Power of Attorney Lawyers in Calgary
If you have considered estate planning in Calgary, you may be familiar with the term “power of attorney”.
But do you know what powers can be granted to whom – or the different options available for creating these documents?
A power of attorney is an essential part of estate planning that authorizes another trusted individual to act on your behalf in financial matters. It provides the peace of mind that if you are unable to make decisions in the future, a trusted representative is ready to step in and manage your finances.
At Spectrum Family Law in Calgary, our team of power of attorney lawyers can help you create the documents that protect your own finances and health in the future, as well as the interests of loved ones after you pass away.
Learn More>> The Essential Guide to Estate Planning in Calgary
What types of power of attorneys are available in Alberta?
The basic purpose of any power of attorney (POA) document is to provide legal consent for another person (the “attorney”) to look after the financial affairs of a person (the “donor”) who is unable to make such decisions.
While most people equate these documents with the loss of mental capacity due to old age, they can also be created for someone unable to manage their financial affairs due to other reasons, such as travel, business, or physical illness.
Before drafting such a document, you should discuss with a power of attorney lawyer what you want it to achieve and how best to go about it. In Alberta, different power of attorney agreements grant different powers and some are broader in scope than others.
The three main types of POAs are:
If you need someone to act on your behalf for a specific financial transaction, such as buying or selling a business, you can set up a specific POA.
The permitted actions of the attorney are restricted to just those detailed in the document.
A general power of attorney allows you to appoint a trusted person (or group of people) to act on your behalf in financial matters and any matters involving your assets.

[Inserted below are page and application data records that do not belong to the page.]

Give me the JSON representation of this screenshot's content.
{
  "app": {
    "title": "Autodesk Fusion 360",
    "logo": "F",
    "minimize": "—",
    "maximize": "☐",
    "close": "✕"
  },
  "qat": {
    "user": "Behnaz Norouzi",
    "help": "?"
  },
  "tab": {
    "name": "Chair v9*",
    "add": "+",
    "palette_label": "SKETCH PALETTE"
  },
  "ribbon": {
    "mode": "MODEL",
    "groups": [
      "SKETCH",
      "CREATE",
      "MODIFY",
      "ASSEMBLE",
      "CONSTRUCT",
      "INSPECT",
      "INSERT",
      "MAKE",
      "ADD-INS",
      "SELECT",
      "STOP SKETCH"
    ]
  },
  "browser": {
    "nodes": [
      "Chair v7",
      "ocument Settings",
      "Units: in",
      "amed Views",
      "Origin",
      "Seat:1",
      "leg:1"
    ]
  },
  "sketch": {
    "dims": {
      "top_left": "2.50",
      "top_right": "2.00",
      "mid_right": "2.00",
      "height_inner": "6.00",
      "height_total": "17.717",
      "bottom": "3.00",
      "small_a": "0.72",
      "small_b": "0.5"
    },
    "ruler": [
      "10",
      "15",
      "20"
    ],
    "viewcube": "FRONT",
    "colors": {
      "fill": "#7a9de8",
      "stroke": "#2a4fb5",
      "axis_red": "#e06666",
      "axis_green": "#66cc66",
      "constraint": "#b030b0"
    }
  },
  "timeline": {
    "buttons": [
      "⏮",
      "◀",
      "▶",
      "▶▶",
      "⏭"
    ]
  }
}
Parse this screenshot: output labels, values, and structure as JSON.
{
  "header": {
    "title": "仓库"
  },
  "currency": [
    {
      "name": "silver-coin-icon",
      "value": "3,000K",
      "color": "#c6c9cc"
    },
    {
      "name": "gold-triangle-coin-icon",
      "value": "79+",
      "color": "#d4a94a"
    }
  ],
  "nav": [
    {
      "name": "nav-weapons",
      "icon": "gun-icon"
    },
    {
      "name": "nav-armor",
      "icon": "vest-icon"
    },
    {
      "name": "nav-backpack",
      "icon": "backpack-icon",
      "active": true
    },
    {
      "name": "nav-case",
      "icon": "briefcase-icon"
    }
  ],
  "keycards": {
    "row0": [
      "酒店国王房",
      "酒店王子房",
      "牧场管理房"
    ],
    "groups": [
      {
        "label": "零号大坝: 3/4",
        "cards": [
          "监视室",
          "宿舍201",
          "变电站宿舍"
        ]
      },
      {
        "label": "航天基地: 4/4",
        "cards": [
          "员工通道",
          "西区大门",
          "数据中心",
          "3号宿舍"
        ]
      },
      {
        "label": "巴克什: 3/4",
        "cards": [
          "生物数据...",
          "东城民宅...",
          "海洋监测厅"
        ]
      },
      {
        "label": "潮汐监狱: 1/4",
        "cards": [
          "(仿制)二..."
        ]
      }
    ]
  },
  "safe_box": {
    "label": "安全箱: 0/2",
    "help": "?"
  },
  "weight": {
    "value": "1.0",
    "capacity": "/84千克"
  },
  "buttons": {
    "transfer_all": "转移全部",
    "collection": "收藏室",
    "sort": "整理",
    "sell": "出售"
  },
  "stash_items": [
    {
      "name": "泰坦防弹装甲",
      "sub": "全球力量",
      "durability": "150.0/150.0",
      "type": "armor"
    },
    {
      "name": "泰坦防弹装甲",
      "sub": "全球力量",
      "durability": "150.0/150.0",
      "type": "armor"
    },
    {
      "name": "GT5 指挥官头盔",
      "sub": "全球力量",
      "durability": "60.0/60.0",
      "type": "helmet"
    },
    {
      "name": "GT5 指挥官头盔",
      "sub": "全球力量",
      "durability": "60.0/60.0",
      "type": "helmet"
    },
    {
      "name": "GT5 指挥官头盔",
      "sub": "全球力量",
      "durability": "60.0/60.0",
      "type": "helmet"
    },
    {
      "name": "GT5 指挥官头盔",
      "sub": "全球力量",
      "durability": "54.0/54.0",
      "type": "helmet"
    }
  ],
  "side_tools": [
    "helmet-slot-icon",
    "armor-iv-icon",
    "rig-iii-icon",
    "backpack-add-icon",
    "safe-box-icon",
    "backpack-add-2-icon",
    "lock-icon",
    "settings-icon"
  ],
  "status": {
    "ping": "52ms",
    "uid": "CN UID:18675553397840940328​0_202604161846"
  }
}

You may limit the scope of a general POA by time if necessary but most are indefinite.
An enduring POA provides for a nominated individual to act on your behalf if and when you lose mental capacity – without the delays associated with having to apply to the court.
There are two main types of enduring power of attorney:

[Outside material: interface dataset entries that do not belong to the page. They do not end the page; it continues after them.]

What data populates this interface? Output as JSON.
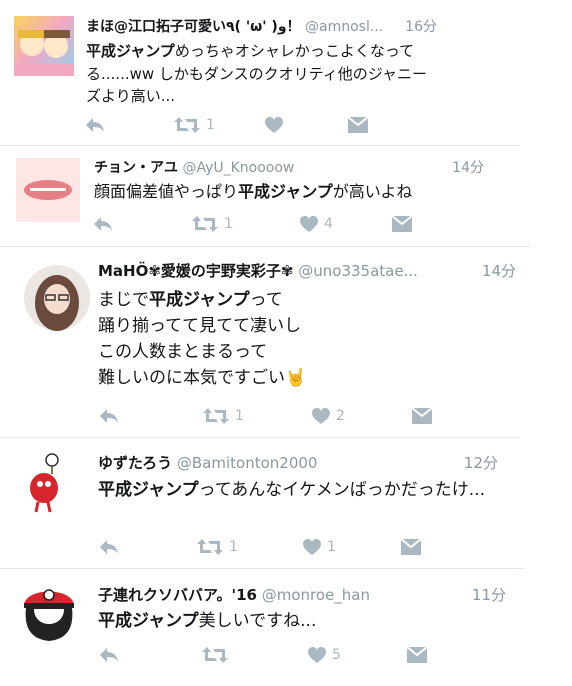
{
  "tweets": [
    {
      "name": "まほ@江口拓子可愛い٩( 'ω' )و！",
      "handle": "@amnosl...",
      "time": "16分",
      "body_hl": "平成ジャンプ",
      "body_rest": "めっちゃオシャレかっこよくなってる......ww しかもダンスのクオリティ他のジャニーズより高い...",
      "retweets": "1",
      "likes": ""
    },
    {
      "name": "チョン・アユ",
      "handle": "@AyU_Knoooow",
      "time": "14分",
      "body_pre": "顔面偏差値やっぱり",
      "body_hl": "平成ジャンプ",
      "body_rest": "が高いよね",
      "retweets": "1",
      "likes": "4"
    },
    {
      "name": "MaHÖ✾愛媛の宇野実彩子✾",
      "handle": "@uno335atae...",
      "time": "14分",
      "line1_pre": "まじで",
      "body_hl": "平成ジャンプ",
      "line1_post": "って",
      "line2": "踊り揃ってて見てて凄いし",
      "line3": "この人数まとまるって",
      "line4": "難しいのに本気ですごい🤘",
      "retweets": "1",
      "likes": "2"
    },
    {
      "name": "ゆずたろう",
      "handle": "@Bamitonton2000",
      "time": "12分",
      "body_hl": "平成ジャンプ",
      "body_rest": "ってあんなイケメンばっかだったけ...",
      "retweets": "1",
      "likes": "1"
    },
    {
      "name": "子連れクソババア。'16",
      "handle": "@monroe_han",
      "time": "11分",
      "body_hl": "平成ジャンプ",
      "body_rest": "美しいですね...",
      "retweets": "",
      "likes": "5"
    }
  ],
  "colors": {
    "icon": "#aab8c2",
    "handle": "#8899a6",
    "text": "#14171a",
    "divider": "#e1e8ed"
  },
  "icons": [
    "reply-icon",
    "retweet-icon",
    "like-icon",
    "dm-icon"
  ]
}
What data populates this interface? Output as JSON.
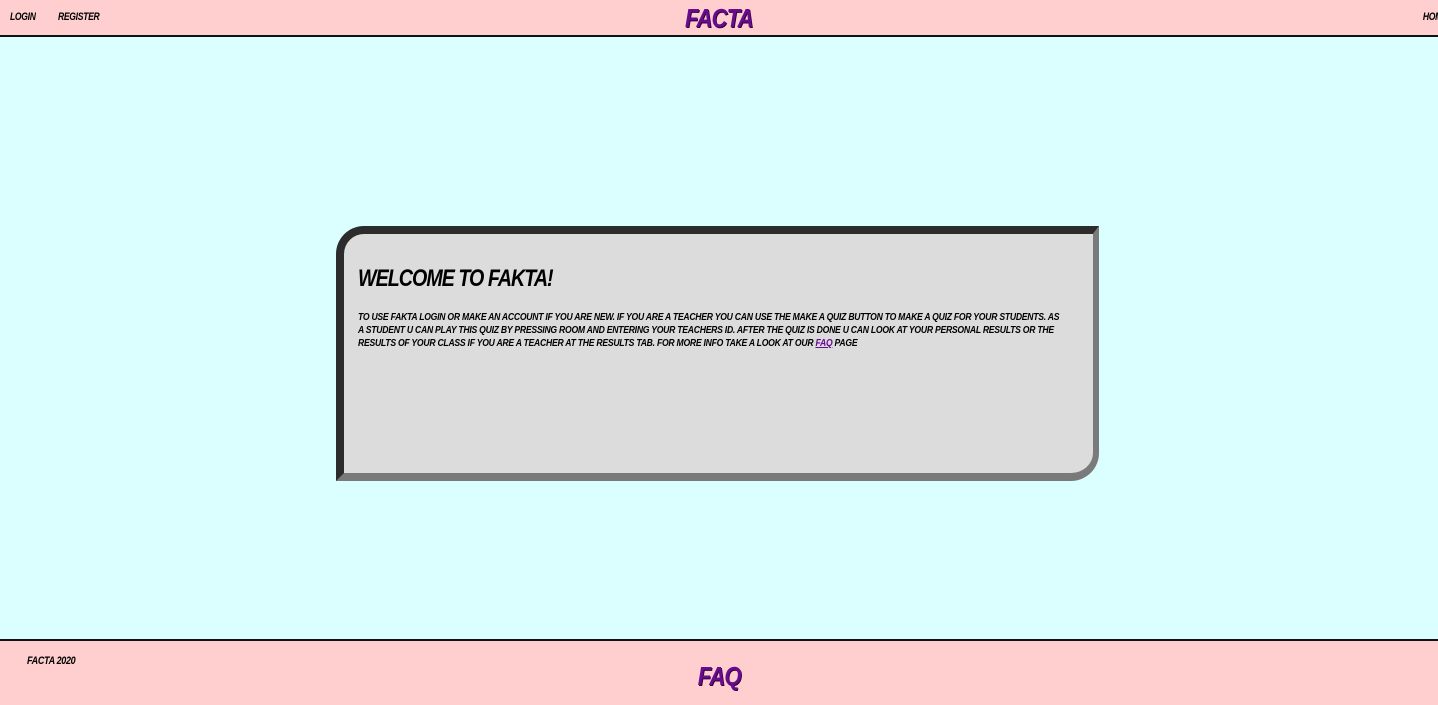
{
  "colors": {
    "background": "#dafffe",
    "bar": "#ffcfcf",
    "brand": "#6a0a8f",
    "card": "#dcdcdc"
  },
  "header": {
    "login_label": "LOGIN",
    "register_label": "REGISTER",
    "brand": "FACTA",
    "home_label": "HOME"
  },
  "card": {
    "title": "WELCOME TO FAKTA!",
    "body_before_link": "TO USE FAKTA LOGIN OR MAKE AN ACCOUNT IF YOU ARE NEW. IF YOU ARE A TEACHER YOU CAN USE THE MAKE A QUIZ BUTTON TO MAKE A QUIZ FOR YOUR STUDENTS. AS A STUDENT U CAN PLAY THIS QUIZ BY PRESSING ROOM AND ENTERING YOUR TEACHERS ID. AFTER THE QUIZ IS DONE U CAN LOOK AT YOUR PERSONAL RESULTS OR THE RESULTS OF YOUR CLASS IF YOU ARE A TEACHER AT THE RESULTS TAB. FOR MORE INFO TAKE A LOOK AT OUR",
    "link_label": "FAQ",
    "body_after_link": "PAGE"
  },
  "footer": {
    "copyright": "FACTA 2020",
    "faq_label": "FAQ"
  }
}
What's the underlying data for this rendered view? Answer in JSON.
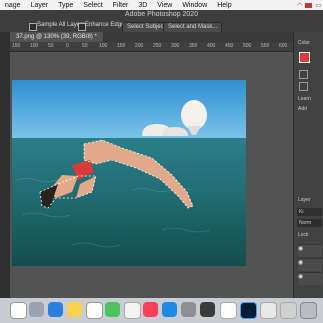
{
  "menubar": {
    "items": [
      "nage",
      "Layer",
      "Type",
      "Select",
      "Filter",
      "3D",
      "View",
      "Window",
      "Help"
    ]
  },
  "app": {
    "title": "Adobe Photoshop 2020"
  },
  "options": {
    "sample_all_layers": "Sample All Layers",
    "enhance_edge": "Enhance Edge",
    "select_subject": "Select Subject",
    "select_and_mask": "Select and Mask..."
  },
  "document": {
    "tab_label": "37.png @ 130% (39, RGB/8) *"
  },
  "ruler": {
    "ticks": [
      "150",
      "100",
      "50",
      "0",
      "50",
      "100",
      "150",
      "200",
      "250",
      "300",
      "350",
      "400",
      "450",
      "500",
      "550",
      "600"
    ]
  },
  "panels": {
    "color": "Color",
    "learn": "Learn",
    "learn_sub": "Add",
    "layers": "Layer",
    "layers_search": "Ki",
    "layers_mode": "Norm",
    "layers_lock": "Lock"
  },
  "colors": {
    "sky": "#4aa3d8",
    "sea": "#1f6f78",
    "selection": "#ffffff"
  }
}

- Springing: this is activated only if you lose mental or legal capacity, with a diagnosis of loss of capacity effectively triggering the power of attorney agreement.

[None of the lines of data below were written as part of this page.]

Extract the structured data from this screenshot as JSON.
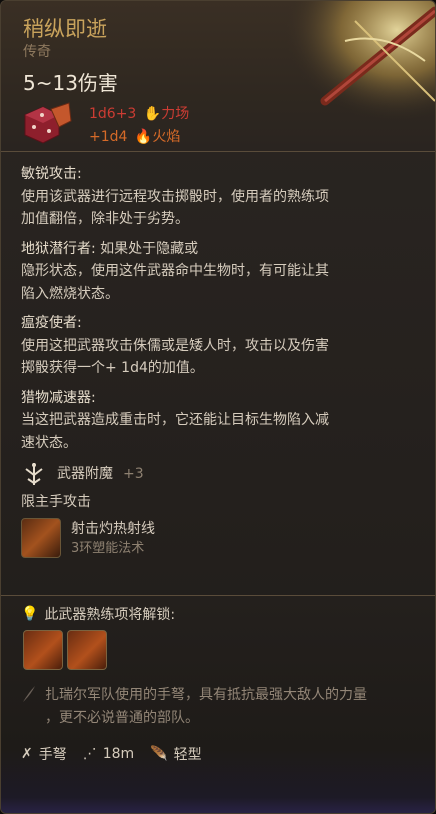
{
  "item": {
    "name": "稍纵即逝",
    "rarity": "传奇",
    "damage_range": "5~13伤害",
    "damage_rows": [
      {
        "dice": "1d6+3",
        "type": "力场",
        "color": "#cc3c33",
        "icon": "force-icon"
      },
      {
        "dice": "+1d4",
        "type": "火焰",
        "color": "#d66a28",
        "icon": "fire-icon"
      }
    ]
  },
  "abilities": [
    {
      "title": "敏锐攻击:",
      "text_lines": [
        "使用该武器进行远程攻击掷骰时，使用者的熟练项",
        "加值翻倍，除非处于劣势。"
      ]
    },
    {
      "title": "地狱潜行者:",
      "title_tail": " 如果处于隐藏或",
      "text_lines": [
        "隐形状态，使用这件武器命中生物时，有可能让其",
        "陷入燃烧状态。"
      ]
    },
    {
      "title": "瘟疫使者:",
      "text_lines": [
        "使用这把武器攻击侏儒或是矮人时，攻击以及伤害",
        "掷骰获得一个+ 1d4的加值。"
      ]
    },
    {
      "title": "猎物减速器:",
      "text_lines": [
        "当这把武器造成重击时，它还能让目标生物陷入减",
        "速状态。"
      ]
    }
  ],
  "enchantment": {
    "label": "武器附魔",
    "value": "+3"
  },
  "mainhand_note": "限主手攻击",
  "spell": {
    "name": "射击灼热射线",
    "level": "3环塑能法术"
  },
  "proficiency_unlock": "此武器熟练项将解锁:",
  "flavor_lines": [
    "扎瑞尔军队使用的手弩，具有抵抗最强大敌人的力量",
    "，更不必说普通的部队。"
  ],
  "properties": [
    {
      "icon": "crossbow-icon",
      "label": "手弩"
    },
    {
      "icon": "range-icon",
      "label": "18m"
    },
    {
      "icon": "feather-icon",
      "label": "轻型"
    }
  ],
  "colors": {
    "accent_gold": "#c9a35c",
    "force_red": "#cc3c33",
    "fire_orange": "#d66a28"
  }
}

- Continuing: this is where you authorize the powers granted under specific or general power of attorneys to legally continue if you lose mental capacity.
What could happen if you fail to plan for loss of mental capacity in Alberta?
The mistake that many people in Calgary make with powers of attorney is leaving it too late. You are only legally able to sign a power of attorney agreement while you retain the mental capacity to do so.
Once you lose this capacity, unless the right documents are in place, your loved ones may have to apply to the court for the relevant decision-making powers and for access to your financial accounts to manage your affairs.
Needless to say, this involves unnecessary delays and expenses at a time that is already troubling and emotional for the family. It can also lead to disputes and in-fighting between family members who believe they have the right to make decisions or control your assets.
In some cases, it may also end with a public trustee having to make financial decisions for you.
If you provide the authority for an individual or a small group of individuals through the right estate planning documents like powers of attorney, you reduce the chance of disputes and delays.
What are the basic rules for creating a POA in Alberta?
Because of the potential for abuse of power of attorney agreements, strict guidelines are set out for creating these documents in Alberta. The Powers of Attorney Act governs how POAs must be created here.
Following are the basic requirements:
- The donor and the attorney must be at least 18 years old
- The attorney must be mentally capable and understand the responsibilities of the role (especially with regard to acting in the donor’s best interests at all times and maintaining confidentiality)
- The document must be signed by both parties with a witness present
- The attorney cannot be a witness
The witness must sign an “Affidavit of Execution” before a Notary Public or a Commissioner for Oaths. This document needs to confirm the following information:
- They were present when the document was signed
- They know the donor
- The document was signed without coercion
- The donor understands the document
If the attorney acts within the scope of the power awarded, he or she has the legal right to take all necessary actions until one of the following occurs:
- The attorney’s power is revoked
- The donor loses mental capacity and no Enduring Power of Attorney is in place
- The donor passes away
- The POA is no longer required
Upon death, a power of attorney ends automatically. The personal representative named in the last will then acts on behalf of the decedent’s estate.
Can you revoke a power of attorney in Calgary?
Once a power of attorney is in place, you may revoke it providing you have the mental capacity to do so.
Your relationship with the attorney may change, you may have identified someone more appropriate or capable, or you may no longer require the Power of Attorney.
A Revocation of Power of Attorney document provides written legal confirmation that you want to cancel your attorney’s power.
What are the benefits of a power of attorney?
There are several practical benefits that a power of attorney can bring – all of which add up to greater peace of mind.
Notably, the agreement allows you to:
Feel more assured that your finances will be looked after even if you lose capacity
Keep your attorney(s) accountable by law
Be specific or general about the powers you award to your attorney
Remain flexible – it can be changed in the future if need be
Prevent unnecessary delays, expenses and disputes for loved ones
Create a power of attorney in Calgary
Please contact us now to schedule a consultation or call us at (403) 452-0043. We look forward to meeting with you.